Imagine an economy made up of independent producers, who individually produce some good. Producers each have a fixed ‘capacity’ k of the output they produce. Producers are also consumers, but cannot consume their own good. Instead they search for other goods by visiting other producers. Agents as consumers have a certain demand for goods, which will depend on how much of their own good they sell, as well as some initial endowment of money and the price of goods in terms of money.
Traditionally we ignore the costs for consumers of visiting producers, and we assume that any visit will result in a purchase. As a result, for a given price level, we can have three situations. In the first, aggregate consumption demand is below aggregate capacity (the sum of all k), and producers end up with either unsold goods or idle capacity. In the second, aggregate demand is equal to supply. In the third, aggregate demand is above capacity. In this case we must have rationing of goods.
In this framework output is not always determined by aggregate demand, but only up to some limit. This is not how macroeconomic models typically work - they generally assume output is always equal to aggregate demand. The way New Keynesian models justify this is by assuming that producers can produce above ‘capacity’ (or that they prefer to always have some spare capacity), and that they will be happy to produce above capacity at a given price because they are monopolistic.
A recent paper by Pascal Michaillat and Emmanuel Saez applies the framework of search to the goods market. First, each visit by the consumer is costly (visiting costs) - some of the produced good is ‘lost’ (does not increase utility) as a result. So output (y, the sum of all trades) is greater than consumption (c) because of these visiting costs. Second, a visit may not lead to a trade. Whether it does depends on a matching function, which depends on the ‘tightness’ of the goods market = x, defined as the ratio of visits to capacity. Here is a diagram from their paper.
The consumption demand line is downward sloping, because a larger number of visits raises the effective price of the produced good. The output line is upward sloping, because more visits result in more trade, but the matching function is such that it gets steeper with more visits. However if visiting costs are linear in visits, that implies what the paper calls ‘consumption supply’ has this rather odd shape. (Think about the constant capital line in the Ramsey model.) For a given price, the intersection of the consumption demand and supply lines defines equilibrium tightness. Perhaps a simpler way of putting it is that consumers plan the number of visits they need to make given their consumption demand schedule.
Now shift the consumption demand line outwards, by reducing the price. (In a New Keynesian framework, think about the price as the real interest rate.) The line pivots about the xm point, but output always stays below k. As tightness (number of visits) increases, more resources are used up in failed endeavours to make a trade, and consumption starts falling. Output is always ‘demand determined’, and there is no rationing.
It is still possible to think about different ‘regimes’, because the efficient level of tightness is where consumption is at a maximum. If tightness is below that point, we can say that demand is too low (the price level is too high), and vice versa.

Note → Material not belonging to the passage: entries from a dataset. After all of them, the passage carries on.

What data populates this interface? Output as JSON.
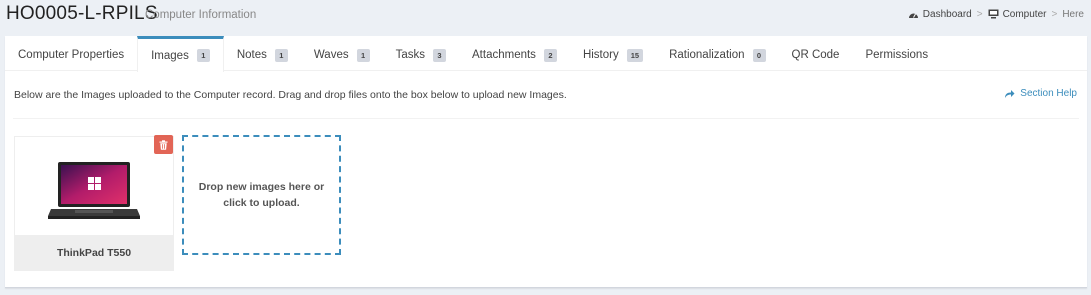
{
  "header": {
    "title": "HO0005-L-RPILS",
    "subtitle": "Computer Information"
  },
  "breadcrumb": {
    "items": [
      {
        "label": "Dashboard",
        "icon": "dashboard-icon"
      },
      {
        "label": "Computer",
        "icon": "monitor-icon"
      },
      {
        "label": "Here"
      }
    ],
    "separator": ">"
  },
  "tabs": [
    {
      "label": "Computer Properties"
    },
    {
      "label": "Images",
      "count": "1"
    },
    {
      "label": "Notes",
      "count": "1"
    },
    {
      "label": "Waves",
      "count": "1"
    },
    {
      "label": "Tasks",
      "count": "3"
    },
    {
      "label": "Attachments",
      "count": "2"
    },
    {
      "label": "History",
      "count": "15"
    },
    {
      "label": "Rationalization",
      "count": "0"
    },
    {
      "label": "QR Code"
    },
    {
      "label": "Permissions"
    }
  ],
  "active_tab": "Images",
  "content": {
    "intro": "Below are the Images uploaded to the Computer record. Drag and drop files onto the box below to upload new Images.",
    "section_help": "Section Help",
    "images": [
      {
        "caption": "ThinkPad T550",
        "icon": "laptop-image"
      }
    ],
    "dropzone_text": "Drop new images here or click to upload."
  },
  "colors": {
    "accent": "#3c8dbc",
    "delete": "#dd4b39",
    "background": "#ecf0f5"
  }
}
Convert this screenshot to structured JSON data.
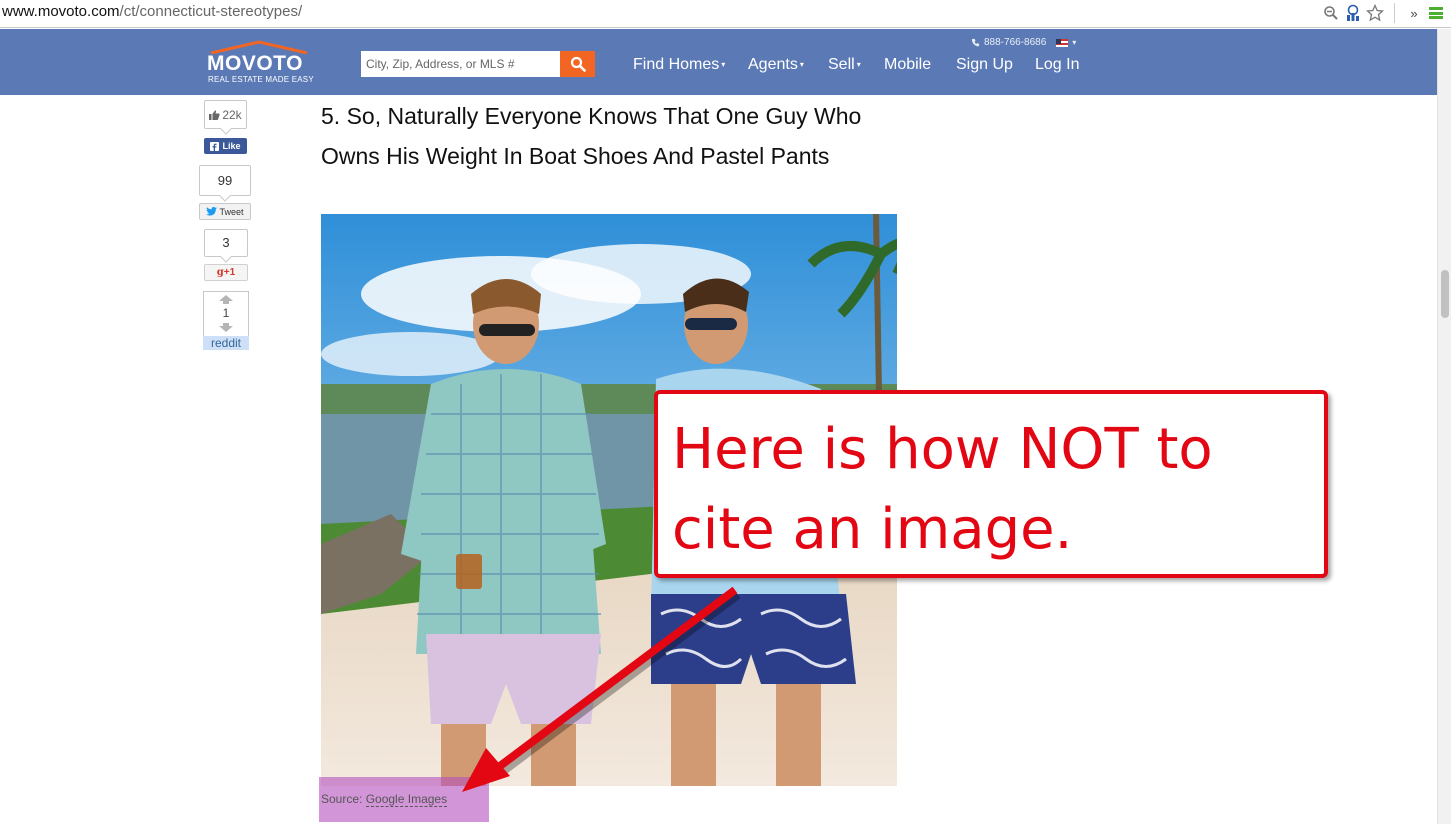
{
  "browser": {
    "url_host": "www.movoto.com",
    "url_path": "/ct/connecticut-stereotypes/",
    "extension_label": "»"
  },
  "site": {
    "logo_text": "MOVOTO",
    "logo_tagline": "REAL ESTATE MADE EASY",
    "search_placeholder": "City, Zip, Address, or MLS #",
    "phone": "888-766-8686",
    "nav": [
      {
        "label": "Find Homes",
        "caret": "▾"
      },
      {
        "label": "Agents",
        "caret": "▾"
      },
      {
        "label": "Sell",
        "caret": "▾"
      },
      {
        "label": "Mobile"
      },
      {
        "label": "Sign Up"
      },
      {
        "label": "Log In"
      }
    ],
    "accent_color": "#f26522",
    "header_color": "#5b7ab5"
  },
  "share": {
    "facebook_count": "22k",
    "facebook_label": "Like",
    "twitter_count": "99",
    "twitter_label": "Tweet",
    "gplus_count": "3",
    "gplus_label": "+1",
    "reddit_count": "1",
    "reddit_label": "reddit"
  },
  "article": {
    "title": "5. So, Naturally Everyone Knows That One Guy Who Owns His Weight In Boat Shoes And Pastel Pants",
    "source_prefix": "Source:",
    "source_link": "Google Images"
  },
  "annotation": {
    "text": "Here is how NOT to cite an image.",
    "color": "#e30613"
  }
}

Those familiar with matching models in the labour market will see the connections. Visits are equivalent to vacancies, for example. The key question is whether this transposition to the goods market makes sense, and what it achieves. To quote the authors: “casual observation suggests that a significant share of visits do not generate a trade. At a restaurant, a consumer sometimes need[s] to walk away because no tables are available or the queue is too long.” (What is it with economists and restaurants?!) We could add that this rarely means that consumption is rationed - instead the consumer attempts to make a similar trade at another restaurant. However this does have an opportunity cost, which this model captures.
In a subsequent post, I will look at their full model which has separate goods and labour markets, and the various types of unemployment that this can generate. Those that cannot wait can read their own account on Vox.